■ Work order
Would you find each line in the entries below with the string "that" and copy it?
___ Supplied information ___
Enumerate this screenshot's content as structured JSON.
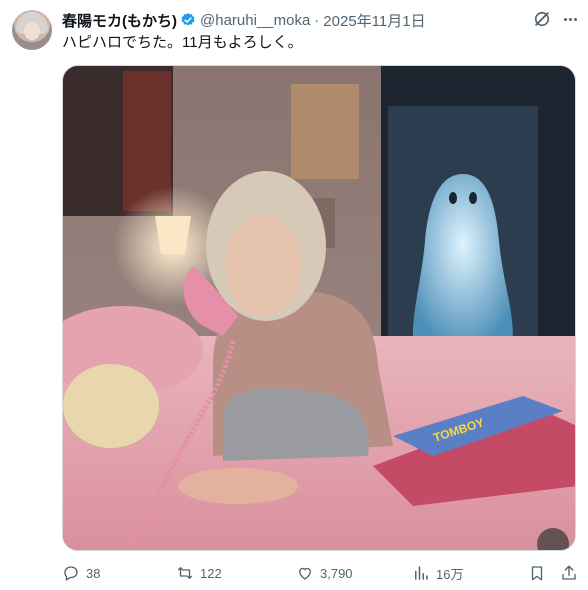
{
  "author": {
    "name": "春陽モカ(もかち)",
    "handle": "@haruhi__moka",
    "separator": "·",
    "date": "2025年11月1日"
  },
  "post": {
    "text": "ハピハロでちた。11月もよろしく。"
  },
  "media": {
    "magazine_label": "TOMBOY"
  },
  "metrics": {
    "replies": "38",
    "reposts": "122",
    "likes": "3,790",
    "views": "16万"
  },
  "colors": {
    "verified": "#1d9bf0",
    "muted": "#536471"
  },
  "icons": [
    "verified-badge-icon",
    "grok-icon",
    "more-icon",
    "reply-icon",
    "repost-icon",
    "like-icon",
    "views-icon",
    "bookmark-icon",
    "share-icon"
  ]
}
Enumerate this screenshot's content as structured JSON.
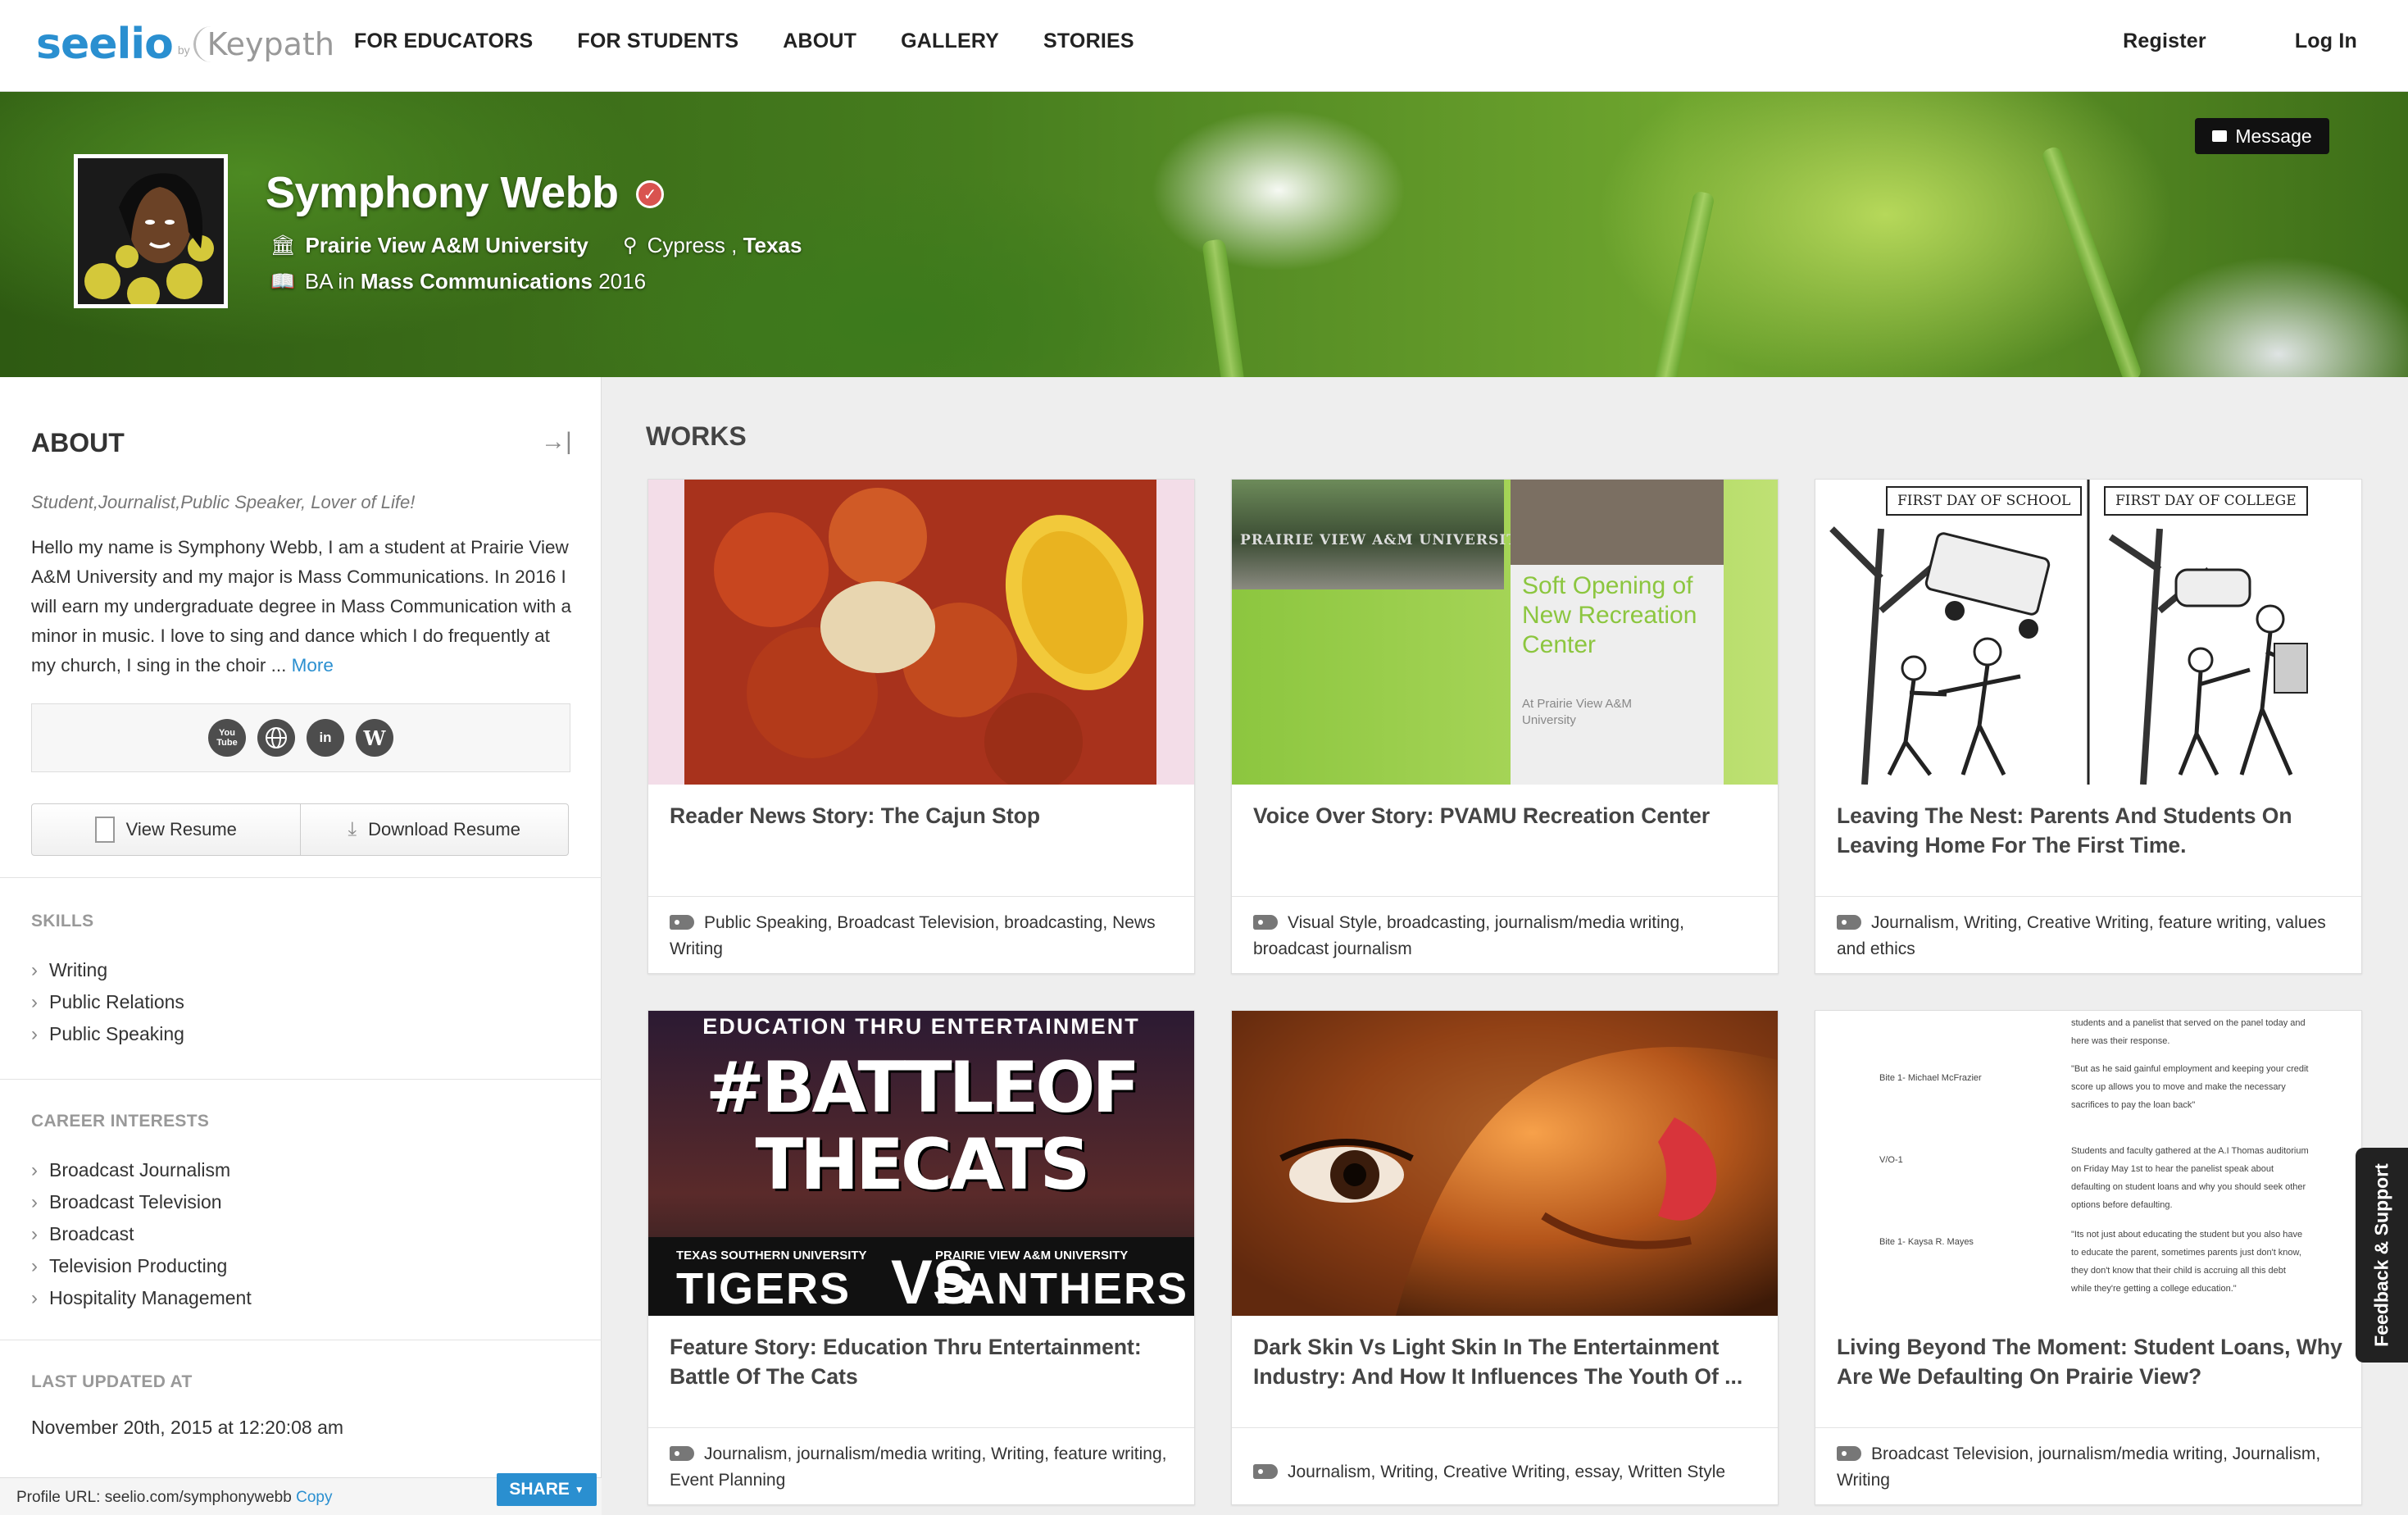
{
  "nav": {
    "logo": "seelio",
    "logo_by": "by",
    "logo_partner": "Keypath",
    "links": [
      "FOR EDUCATORS",
      "FOR STUDENTS",
      "ABOUT",
      "GALLERY",
      "STORIES"
    ],
    "register": "Register",
    "login": "Log In"
  },
  "hero": {
    "name": "Symphony Webb",
    "university": "Prairie View A&M University",
    "location_city": "Cypress",
    "location_sep": " , ",
    "location_state": "Texas",
    "degree_prefix": "BA in ",
    "degree_major": "Mass Communications",
    "degree_year": " 2016",
    "message_label": "Message"
  },
  "about": {
    "title": "ABOUT",
    "tagline": "Student,Journalist,Public Speaker, Lover of Life!",
    "bio": "Hello my name is Symphony Webb, I am a student at Prairie View A&M University and my major is Mass Communications. In 2016 I will earn my undergraduate degree in Mass Communication with a minor in music. I love to sing and dance which I do frequently at my church, I sing in the choir ... ",
    "more": "More",
    "social": [
      "You Tube",
      "web",
      "in",
      "W"
    ],
    "view_resume": "View Resume",
    "download_resume": "Download Resume"
  },
  "skills": {
    "title": "SKILLS",
    "items": [
      "Writing",
      "Public Relations",
      "Public Speaking"
    ]
  },
  "career": {
    "title": "CAREER INTERESTS",
    "items": [
      "Broadcast Journalism",
      "Broadcast Television",
      "Broadcast",
      "Television Producting",
      "Hospitality Management"
    ]
  },
  "updated": {
    "title": "LAST UPDATED AT",
    "value": "November 20th, 2015 at 12:20:08 am"
  },
  "profile_url": {
    "label": "Profile URL: seelio.com/symphonywebb ",
    "copy": "Copy",
    "share": "SHARE"
  },
  "works": {
    "title": "WORKS",
    "items": [
      {
        "title": "Reader News Story: The Cajun Stop",
        "tags": "Public Speaking, Broadcast Television, broadcasting, News Writing"
      },
      {
        "title": "Voice Over Story: PVAMU Recreation Center",
        "tags": "Visual Style, broadcasting, journalism/media writing, broadcast journalism",
        "thumb_sign": "PRAIRIE VIEW A&M UNIVERSITY",
        "thumb_heading": "Soft Opening of New Recreation Center",
        "thumb_sub": "At Prairie View A&M University"
      },
      {
        "title": "Leaving The Nest: Parents And Students On Leaving Home For The First Time.",
        "tags": "Journalism, Writing, Creative Writing, feature writing, values and ethics",
        "thumb_left": "FIRST DAY OF SCHOOL",
        "thumb_right": "FIRST DAY OF COLLEGE"
      },
      {
        "title": "Feature Story: Education Thru Entertainment: Battle Of The Cats",
        "tags": "Journalism, journalism/media writing, Writing, feature writing, Event Planning",
        "thumb_top": "EDUCATION THRU ENTERTAINMENT",
        "thumb_main1": "#BATTLEOF",
        "thumb_main2": "THECATS",
        "thumb_school1": "TEXAS SOUTHERN UNIVERSITY",
        "thumb_team1": "TIGERS",
        "thumb_vs": "VS",
        "thumb_school2": "PRAIRIE VIEW A&M UNIVERSITY",
        "thumb_team2": "PANTHERS"
      },
      {
        "title": "Dark Skin Vs Light Skin In The Entertainment Industry: And How It Influences The Youth Of ...",
        "tags": "Journalism, Writing, Creative Writing, essay, Written Style"
      },
      {
        "title": "Living Beyond The Moment: Student Loans, Why Are We Defaulting On Prairie View?",
        "tags": "Broadcast Television, journalism/media writing, Journalism, Writing",
        "thumb_labels": [
          "Bite 1- Michael McFrazier",
          "V/O-1",
          "Bite 1- Kaysa R. Mayes"
        ],
        "thumb_paras": [
          "students and a panelist that served on the panel today and here was their response.",
          "\"But as he said gainful employment and keeping your credit score up allows you to move and make the necessary sacrifices to pay the loan back\"",
          "Students and faculty gathered at the A.I Thomas auditorium on Friday May 1st to hear the panelist speak about defaulting on student loans and why you should seek other options before defaulting.",
          "\"Its not just about educating the student but you also have to educate the parent, sometimes parents just don't know, they don't know that their child is accruing all this debt while they're getting a college education.\""
        ]
      }
    ]
  },
  "feedback": "Feedback & Support",
  "colors": {
    "accent": "#2a8fd0",
    "verified": "#d9534f"
  }
}
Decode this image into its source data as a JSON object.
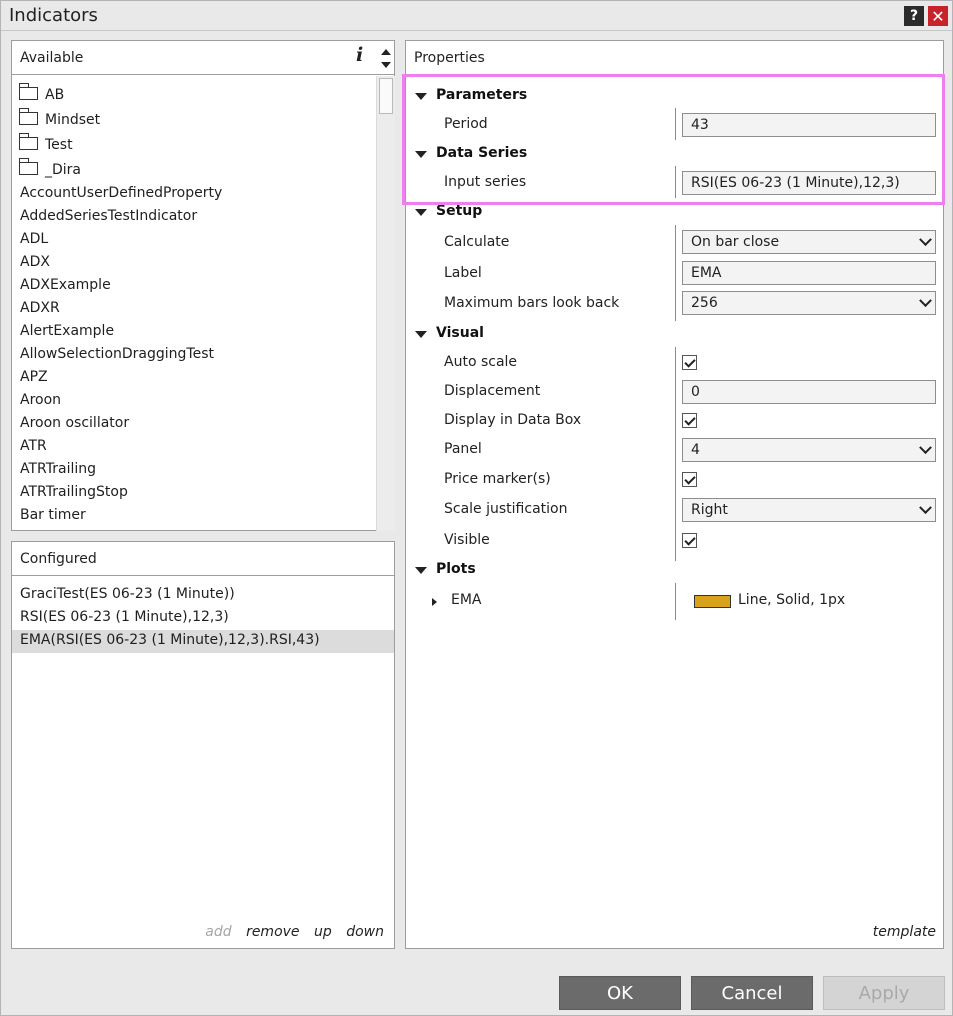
{
  "window": {
    "title": "Indicators",
    "help_icon": "?",
    "close_icon": "✕"
  },
  "available": {
    "header": "Available",
    "info_icon": "i",
    "folders": [
      "AB",
      "Mindset",
      "Test",
      "_Dira"
    ],
    "items": [
      "AccountUserDefinedProperty",
      "AddedSeriesTestIndicator",
      "ADL",
      "ADX",
      "ADXExample",
      "ADXR",
      "AlertExample",
      "AllowSelectionDraggingTest",
      "APZ",
      "Aroon",
      "Aroon oscillator",
      "ATR",
      "ATRTrailing",
      "ATRTrailingStop",
      "Bar timer"
    ]
  },
  "configured": {
    "header": "Configured",
    "items": [
      "GraciTest(ES 06-23 (1 Minute))",
      "RSI(ES 06-23 (1 Minute),12,3)",
      "EMA(RSI(ES 06-23 (1 Minute),12,3).RSI,43)"
    ],
    "selected_index": 2,
    "actions": {
      "add": "add",
      "remove": "remove",
      "up": "up",
      "down": "down"
    }
  },
  "properties": {
    "header": "Properties",
    "categories": {
      "parameters": "Parameters",
      "data_series": "Data Series",
      "setup": "Setup",
      "visual": "Visual",
      "plots": "Plots"
    },
    "fields": {
      "period": {
        "label": "Period",
        "value": "43"
      },
      "input_series": {
        "label": "Input series",
        "value": "RSI(ES 06-23 (1 Minute),12,3)"
      },
      "calculate": {
        "label": "Calculate",
        "value": "On bar close"
      },
      "label": {
        "label": "Label",
        "value": "EMA"
      },
      "max_bars": {
        "label": "Maximum bars look back",
        "value": "256"
      },
      "auto_scale": {
        "label": "Auto scale",
        "checked": true
      },
      "displacement": {
        "label": "Displacement",
        "value": "0"
      },
      "display_in_data_box": {
        "label": "Display in Data Box",
        "checked": true
      },
      "panel": {
        "label": "Panel",
        "value": "4"
      },
      "price_markers": {
        "label": "Price marker(s)",
        "checked": true
      },
      "scale_justification": {
        "label": "Scale justification",
        "value": "Right"
      },
      "visible": {
        "label": "Visible",
        "checked": true
      }
    },
    "plots": [
      {
        "label": "EMA",
        "color": "#d9a21b",
        "description": "Line, Solid, 1px"
      }
    ],
    "template_link": "template"
  },
  "buttons": {
    "ok": "OK",
    "cancel": "Cancel",
    "apply": "Apply"
  },
  "colors": {
    "highlight": "#ef7ff0",
    "button": "#6b6b6b",
    "close": "#c8232b"
  }
}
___
■ Result for this task
          "students and a panelist that served on the panel today and here was their response.",
          "\"Its not just about educating the student but you also have to educate the parent, sometimes parents just don't know, they don't know that their child is accruing all this debt while they're getting a college education.\""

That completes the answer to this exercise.